# What you will do:
Look through the lines below and extract each one that contains "nRoom".

Information shown below:

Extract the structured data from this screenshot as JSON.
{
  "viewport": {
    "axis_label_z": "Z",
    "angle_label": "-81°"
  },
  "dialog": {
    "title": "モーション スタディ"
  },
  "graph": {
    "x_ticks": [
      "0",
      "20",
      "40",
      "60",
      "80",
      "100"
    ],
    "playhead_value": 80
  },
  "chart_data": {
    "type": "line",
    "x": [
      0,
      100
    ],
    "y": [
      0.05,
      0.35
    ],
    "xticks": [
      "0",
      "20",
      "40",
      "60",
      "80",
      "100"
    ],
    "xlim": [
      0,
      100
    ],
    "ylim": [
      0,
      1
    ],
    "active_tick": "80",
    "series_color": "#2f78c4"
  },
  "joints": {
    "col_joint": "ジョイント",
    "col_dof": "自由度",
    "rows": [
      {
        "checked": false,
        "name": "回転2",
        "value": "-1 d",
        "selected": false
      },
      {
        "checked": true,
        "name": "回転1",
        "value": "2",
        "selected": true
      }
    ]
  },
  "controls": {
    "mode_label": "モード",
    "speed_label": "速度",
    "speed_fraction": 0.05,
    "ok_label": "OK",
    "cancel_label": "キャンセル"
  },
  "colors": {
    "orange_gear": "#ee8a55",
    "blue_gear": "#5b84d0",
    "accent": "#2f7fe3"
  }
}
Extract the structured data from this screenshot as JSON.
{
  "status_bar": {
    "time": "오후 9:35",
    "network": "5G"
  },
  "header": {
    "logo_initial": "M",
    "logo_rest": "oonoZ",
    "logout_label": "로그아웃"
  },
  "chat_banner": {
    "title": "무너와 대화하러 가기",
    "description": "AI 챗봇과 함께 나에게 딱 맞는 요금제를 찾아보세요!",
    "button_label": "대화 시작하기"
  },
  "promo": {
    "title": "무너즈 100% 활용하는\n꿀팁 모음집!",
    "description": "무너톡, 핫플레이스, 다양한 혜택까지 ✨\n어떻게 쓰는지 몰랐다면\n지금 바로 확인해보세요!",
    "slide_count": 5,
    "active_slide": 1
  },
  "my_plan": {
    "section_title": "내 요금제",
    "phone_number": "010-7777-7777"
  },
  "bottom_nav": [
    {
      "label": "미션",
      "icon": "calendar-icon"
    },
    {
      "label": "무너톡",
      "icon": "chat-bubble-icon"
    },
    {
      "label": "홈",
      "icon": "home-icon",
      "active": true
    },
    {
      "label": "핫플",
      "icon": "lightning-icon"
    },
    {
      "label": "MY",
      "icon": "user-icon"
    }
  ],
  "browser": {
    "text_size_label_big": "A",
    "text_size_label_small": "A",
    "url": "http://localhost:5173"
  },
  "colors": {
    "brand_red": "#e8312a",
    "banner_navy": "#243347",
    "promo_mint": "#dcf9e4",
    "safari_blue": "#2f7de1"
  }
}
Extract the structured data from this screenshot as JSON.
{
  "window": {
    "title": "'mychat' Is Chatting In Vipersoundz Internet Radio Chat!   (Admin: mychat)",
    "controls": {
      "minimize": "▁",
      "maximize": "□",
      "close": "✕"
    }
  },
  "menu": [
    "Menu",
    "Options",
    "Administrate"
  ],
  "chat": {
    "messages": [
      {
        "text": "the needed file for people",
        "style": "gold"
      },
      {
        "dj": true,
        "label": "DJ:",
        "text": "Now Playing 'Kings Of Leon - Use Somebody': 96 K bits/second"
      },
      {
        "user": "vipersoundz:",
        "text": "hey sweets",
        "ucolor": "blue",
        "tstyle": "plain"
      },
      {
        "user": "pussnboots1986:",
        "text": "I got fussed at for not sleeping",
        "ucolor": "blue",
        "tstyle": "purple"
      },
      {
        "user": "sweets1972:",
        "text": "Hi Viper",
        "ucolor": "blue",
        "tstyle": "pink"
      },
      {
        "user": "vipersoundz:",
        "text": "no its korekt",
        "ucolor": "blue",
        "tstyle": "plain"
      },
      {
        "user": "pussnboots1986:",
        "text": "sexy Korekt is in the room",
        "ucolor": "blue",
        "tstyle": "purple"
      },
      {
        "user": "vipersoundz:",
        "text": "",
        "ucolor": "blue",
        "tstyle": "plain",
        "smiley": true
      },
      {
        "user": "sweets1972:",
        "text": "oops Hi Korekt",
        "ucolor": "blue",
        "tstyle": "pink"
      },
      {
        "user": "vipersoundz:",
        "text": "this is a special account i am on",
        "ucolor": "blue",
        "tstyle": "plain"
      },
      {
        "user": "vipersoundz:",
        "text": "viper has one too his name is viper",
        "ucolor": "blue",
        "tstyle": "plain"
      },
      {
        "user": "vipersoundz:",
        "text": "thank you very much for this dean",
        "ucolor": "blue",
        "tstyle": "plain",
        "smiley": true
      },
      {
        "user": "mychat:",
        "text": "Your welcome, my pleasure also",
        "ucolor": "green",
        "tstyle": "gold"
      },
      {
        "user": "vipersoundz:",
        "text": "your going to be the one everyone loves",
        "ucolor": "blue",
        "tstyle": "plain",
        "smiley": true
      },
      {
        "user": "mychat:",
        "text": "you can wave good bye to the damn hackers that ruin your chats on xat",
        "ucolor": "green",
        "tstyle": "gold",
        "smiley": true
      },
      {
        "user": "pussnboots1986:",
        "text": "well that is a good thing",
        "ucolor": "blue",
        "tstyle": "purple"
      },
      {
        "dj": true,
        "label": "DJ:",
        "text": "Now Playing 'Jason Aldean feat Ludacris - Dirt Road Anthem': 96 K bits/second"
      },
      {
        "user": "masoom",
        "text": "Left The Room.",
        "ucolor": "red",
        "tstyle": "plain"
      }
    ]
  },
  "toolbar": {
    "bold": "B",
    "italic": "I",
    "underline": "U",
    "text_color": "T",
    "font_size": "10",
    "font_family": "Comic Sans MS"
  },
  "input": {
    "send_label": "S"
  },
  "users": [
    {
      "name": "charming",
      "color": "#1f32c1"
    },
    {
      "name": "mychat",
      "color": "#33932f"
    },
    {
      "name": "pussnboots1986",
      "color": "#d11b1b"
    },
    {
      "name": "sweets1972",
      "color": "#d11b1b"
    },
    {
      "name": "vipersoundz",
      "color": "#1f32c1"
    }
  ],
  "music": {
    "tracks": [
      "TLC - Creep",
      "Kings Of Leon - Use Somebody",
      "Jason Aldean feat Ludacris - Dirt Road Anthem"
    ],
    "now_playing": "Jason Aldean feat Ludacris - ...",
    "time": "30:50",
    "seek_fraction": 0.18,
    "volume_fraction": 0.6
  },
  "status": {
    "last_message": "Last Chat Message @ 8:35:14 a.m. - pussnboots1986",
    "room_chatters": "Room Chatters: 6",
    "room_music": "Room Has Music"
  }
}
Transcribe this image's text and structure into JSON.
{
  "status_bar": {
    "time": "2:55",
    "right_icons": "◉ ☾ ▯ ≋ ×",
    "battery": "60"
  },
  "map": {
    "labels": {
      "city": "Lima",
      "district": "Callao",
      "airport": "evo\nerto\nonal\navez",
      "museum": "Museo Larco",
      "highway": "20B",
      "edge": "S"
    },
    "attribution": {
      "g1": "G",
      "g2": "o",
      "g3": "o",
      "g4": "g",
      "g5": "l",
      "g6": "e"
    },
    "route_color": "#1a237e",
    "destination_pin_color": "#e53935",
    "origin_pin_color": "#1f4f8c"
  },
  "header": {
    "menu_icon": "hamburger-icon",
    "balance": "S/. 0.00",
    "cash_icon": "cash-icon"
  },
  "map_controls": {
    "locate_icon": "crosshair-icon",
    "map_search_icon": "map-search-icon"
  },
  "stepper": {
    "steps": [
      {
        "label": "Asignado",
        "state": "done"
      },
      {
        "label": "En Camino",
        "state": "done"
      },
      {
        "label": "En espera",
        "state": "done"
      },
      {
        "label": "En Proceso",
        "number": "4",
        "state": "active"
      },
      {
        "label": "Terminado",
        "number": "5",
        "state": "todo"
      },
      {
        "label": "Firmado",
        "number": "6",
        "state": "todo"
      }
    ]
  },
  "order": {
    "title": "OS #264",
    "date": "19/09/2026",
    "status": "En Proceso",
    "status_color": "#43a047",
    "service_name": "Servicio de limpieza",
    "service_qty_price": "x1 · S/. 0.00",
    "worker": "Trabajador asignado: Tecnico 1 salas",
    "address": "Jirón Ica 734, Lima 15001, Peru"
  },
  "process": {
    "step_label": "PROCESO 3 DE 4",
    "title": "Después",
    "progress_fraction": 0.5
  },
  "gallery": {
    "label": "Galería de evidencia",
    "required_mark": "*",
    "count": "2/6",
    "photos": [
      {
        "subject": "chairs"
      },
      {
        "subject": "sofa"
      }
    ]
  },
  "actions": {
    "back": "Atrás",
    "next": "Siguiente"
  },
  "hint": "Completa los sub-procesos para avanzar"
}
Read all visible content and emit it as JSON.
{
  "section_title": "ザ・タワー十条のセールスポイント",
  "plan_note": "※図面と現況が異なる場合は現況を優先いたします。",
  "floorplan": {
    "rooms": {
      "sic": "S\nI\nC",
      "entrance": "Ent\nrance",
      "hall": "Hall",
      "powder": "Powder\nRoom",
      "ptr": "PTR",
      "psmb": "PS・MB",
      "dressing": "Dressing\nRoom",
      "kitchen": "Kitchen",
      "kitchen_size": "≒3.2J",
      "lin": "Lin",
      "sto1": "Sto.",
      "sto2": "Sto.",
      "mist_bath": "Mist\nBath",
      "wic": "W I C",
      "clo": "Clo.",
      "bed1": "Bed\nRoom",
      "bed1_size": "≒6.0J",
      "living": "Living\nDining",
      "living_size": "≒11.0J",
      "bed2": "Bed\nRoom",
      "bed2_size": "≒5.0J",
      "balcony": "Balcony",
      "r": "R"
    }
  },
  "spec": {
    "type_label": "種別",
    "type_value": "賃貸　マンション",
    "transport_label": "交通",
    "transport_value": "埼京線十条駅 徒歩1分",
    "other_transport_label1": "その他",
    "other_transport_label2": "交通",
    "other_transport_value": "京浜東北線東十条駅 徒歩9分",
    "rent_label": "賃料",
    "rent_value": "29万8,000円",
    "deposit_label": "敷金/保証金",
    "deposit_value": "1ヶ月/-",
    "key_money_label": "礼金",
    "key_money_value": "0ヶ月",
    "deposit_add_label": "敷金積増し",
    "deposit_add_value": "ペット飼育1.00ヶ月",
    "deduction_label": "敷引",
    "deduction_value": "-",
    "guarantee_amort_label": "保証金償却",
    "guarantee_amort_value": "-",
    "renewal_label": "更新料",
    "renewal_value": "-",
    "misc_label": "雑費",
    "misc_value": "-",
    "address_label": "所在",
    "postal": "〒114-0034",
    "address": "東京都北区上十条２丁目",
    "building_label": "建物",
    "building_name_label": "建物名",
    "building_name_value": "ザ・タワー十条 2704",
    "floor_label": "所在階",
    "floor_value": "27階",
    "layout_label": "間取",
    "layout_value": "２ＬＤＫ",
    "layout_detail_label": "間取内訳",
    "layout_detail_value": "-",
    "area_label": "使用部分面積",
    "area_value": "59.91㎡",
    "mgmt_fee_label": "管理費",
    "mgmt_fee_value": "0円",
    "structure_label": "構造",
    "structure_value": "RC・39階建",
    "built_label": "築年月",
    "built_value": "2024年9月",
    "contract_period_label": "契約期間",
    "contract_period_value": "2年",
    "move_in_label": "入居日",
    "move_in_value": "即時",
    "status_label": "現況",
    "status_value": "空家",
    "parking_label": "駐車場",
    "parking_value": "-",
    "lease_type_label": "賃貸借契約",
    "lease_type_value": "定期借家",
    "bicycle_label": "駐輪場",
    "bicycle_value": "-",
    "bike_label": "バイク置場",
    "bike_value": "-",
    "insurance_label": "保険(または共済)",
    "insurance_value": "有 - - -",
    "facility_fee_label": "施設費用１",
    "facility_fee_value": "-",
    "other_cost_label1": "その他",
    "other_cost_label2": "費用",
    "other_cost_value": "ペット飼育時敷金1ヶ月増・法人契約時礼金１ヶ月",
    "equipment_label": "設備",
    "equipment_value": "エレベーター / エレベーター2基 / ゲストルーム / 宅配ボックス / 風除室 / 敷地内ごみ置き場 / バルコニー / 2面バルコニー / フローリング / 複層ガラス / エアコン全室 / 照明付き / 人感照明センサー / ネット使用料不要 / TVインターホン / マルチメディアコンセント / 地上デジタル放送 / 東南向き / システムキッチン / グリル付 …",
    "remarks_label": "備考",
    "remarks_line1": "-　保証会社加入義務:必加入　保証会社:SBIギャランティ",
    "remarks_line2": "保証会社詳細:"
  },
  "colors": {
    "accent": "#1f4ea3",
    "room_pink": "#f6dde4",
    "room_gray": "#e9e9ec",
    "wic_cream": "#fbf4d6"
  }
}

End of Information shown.

# Response to the exercise:
      "powder": "Powder\nRoom",
      "dressing": "Dressing\nRoom",
      "bed1": "Bed\nRoom",
      "bed2": "Bed\nRoom",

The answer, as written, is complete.